• PROBLEM REQUIREMENTS:
Should any entry seem unclear, still set it down exactly as given, along with all the others.

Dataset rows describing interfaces
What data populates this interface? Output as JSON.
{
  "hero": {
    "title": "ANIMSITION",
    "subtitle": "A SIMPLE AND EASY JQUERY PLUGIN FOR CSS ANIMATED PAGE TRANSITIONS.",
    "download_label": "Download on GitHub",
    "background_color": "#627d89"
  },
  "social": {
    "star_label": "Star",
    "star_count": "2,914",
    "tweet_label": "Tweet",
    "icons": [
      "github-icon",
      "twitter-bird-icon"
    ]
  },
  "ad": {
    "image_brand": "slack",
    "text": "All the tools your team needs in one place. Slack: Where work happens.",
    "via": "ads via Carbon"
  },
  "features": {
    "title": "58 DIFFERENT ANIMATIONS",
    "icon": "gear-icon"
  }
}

• RESPONSE BOX:
What data populates this interface? Output as JSON.
{
  "hero": {
    "title": "ANIMSITION",
    "subtitle": "A SIMPLE AND EASY JQUERY PLUGIN FOR CSS ANIMATED PAGE TRANSITIONS.",
    "download_label": "Download on GitHub",
    "background_color": "#627d89"
  },
  "social": {
    "star_label": "Star",
    "star_count": "2,914",
    "tweet_label": "Tweet",
    "icons": [
      "github-icon",
      "twitter-bird-icon"
    ]
  },
  "ad": {
    "image_brand": "slack",
    "text": "All the tools your team needs in one place. Slack: Where work happens.",
    "via": "ads via Carbon"
  },
  "features": {
    "title": "58 DIFFERENT ANIMATIONS",
    "icon": "gear-icon"
  }
}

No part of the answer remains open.